A near-full house turned out to watch Afghanistan’s top cricketers play in a trial match in Kabul on Friday, with Taliban and Afghan flags waving side by side in what sports officials called a show of national unity.
It was the first match since the Taliban swept to power on August 15, leaving organisers of sports and cultural events wondering what is now acceptable under the Islamists’ rule.
The two sides — called Peace Defenders and Peace Heroes — featured many members of the Afghan national team, currently preparing for the Twenty20 World Cup to be played in UAE and Oman from October 17.
“It is great to be here and watch cricket,” a Taliban commander named Hamza told AFP at the stadium in Kabul, an American M-16 rifle slung over his shoulder.
He was in charge of a contingent of Taliban fighters keeping guard among the crowd — some watching the game more intently than the spectators. “I am a player myself,” said Hamza. “An all-rounder.”
The return of the Taliban has sparked widespread fear in Afghanistan and in the international community, reviving memories of their first stint in power from 1996 to 2001.
That regime banned most forms of entertainment — including many sports — and stadiums doubled as public execution venues.
Sports the Taliban did allow were strictly controlled and were only for men to play or watch.
Certainly there were no women among the crowd of around 4,000 on Friday, but there was plenty of enthusiasm as the teams played a Twenty20 match — the shortest version of the game — scheduled to finish in time for Friday prayers, the most important of the week.

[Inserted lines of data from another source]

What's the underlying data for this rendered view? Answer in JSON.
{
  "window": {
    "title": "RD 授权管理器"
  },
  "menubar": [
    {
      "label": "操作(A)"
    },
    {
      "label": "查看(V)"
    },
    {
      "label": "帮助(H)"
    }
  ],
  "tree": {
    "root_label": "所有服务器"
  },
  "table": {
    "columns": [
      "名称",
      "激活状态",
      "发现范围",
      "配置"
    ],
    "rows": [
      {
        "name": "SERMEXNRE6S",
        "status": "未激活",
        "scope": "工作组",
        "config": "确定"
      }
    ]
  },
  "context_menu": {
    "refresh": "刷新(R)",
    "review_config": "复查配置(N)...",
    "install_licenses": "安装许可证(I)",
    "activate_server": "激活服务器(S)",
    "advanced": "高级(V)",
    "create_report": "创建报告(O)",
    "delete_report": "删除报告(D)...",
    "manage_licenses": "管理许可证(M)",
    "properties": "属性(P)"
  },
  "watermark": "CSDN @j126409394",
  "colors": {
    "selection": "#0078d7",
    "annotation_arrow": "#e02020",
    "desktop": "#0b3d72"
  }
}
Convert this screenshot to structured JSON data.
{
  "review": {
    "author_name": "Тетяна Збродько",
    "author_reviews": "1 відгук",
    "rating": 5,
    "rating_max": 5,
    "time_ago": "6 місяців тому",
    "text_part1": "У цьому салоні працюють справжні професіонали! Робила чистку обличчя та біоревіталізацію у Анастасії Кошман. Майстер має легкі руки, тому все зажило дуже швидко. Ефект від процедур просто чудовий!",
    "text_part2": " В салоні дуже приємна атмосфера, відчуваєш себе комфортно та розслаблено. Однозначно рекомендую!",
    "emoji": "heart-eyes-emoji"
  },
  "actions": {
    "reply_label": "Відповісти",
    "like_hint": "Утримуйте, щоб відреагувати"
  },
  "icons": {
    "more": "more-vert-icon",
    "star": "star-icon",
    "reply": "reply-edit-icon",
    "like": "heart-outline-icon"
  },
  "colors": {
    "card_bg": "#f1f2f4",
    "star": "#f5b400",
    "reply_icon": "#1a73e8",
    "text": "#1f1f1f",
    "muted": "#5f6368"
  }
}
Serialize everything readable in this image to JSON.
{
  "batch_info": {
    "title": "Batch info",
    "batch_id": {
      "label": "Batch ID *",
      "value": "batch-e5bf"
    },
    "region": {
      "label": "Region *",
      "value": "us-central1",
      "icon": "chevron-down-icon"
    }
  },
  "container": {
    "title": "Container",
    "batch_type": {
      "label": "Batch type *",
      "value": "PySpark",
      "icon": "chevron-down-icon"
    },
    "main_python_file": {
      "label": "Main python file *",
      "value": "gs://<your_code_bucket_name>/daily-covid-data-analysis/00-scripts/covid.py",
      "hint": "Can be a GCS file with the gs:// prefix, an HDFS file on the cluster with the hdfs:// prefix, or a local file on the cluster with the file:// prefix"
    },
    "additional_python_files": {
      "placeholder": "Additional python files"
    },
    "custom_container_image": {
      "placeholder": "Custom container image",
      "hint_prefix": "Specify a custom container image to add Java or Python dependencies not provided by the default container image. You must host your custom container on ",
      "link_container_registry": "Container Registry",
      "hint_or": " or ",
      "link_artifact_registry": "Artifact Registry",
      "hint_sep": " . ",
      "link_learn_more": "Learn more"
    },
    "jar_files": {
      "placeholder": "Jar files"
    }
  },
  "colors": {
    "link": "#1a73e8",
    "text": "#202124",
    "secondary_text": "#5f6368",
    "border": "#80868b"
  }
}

Cricket was barely known in Afghanistan until the early 2000s, and its explosive rise in popularity is linked with conflict — the sport was picked up in Pakistan by Afghan refugees who then seeded it in their home country.
The national team has enjoyed a meteoric rise on the international scene since then, gaining coveted Test status in 2017 and now ranking among the top 10 sides in the world in the one-day and Twenty20 formats.
In the last 20 years, it has emerged as a powerful symbol of national unity in a country riven by civil war and ethnic conflict.
On Friday, fans waved Afghan and Taliban flags side by side, while “Baba cricket” — an elderly superfan dressed head to toe in national colours — was ushered to a prime spot in the stand.—AFP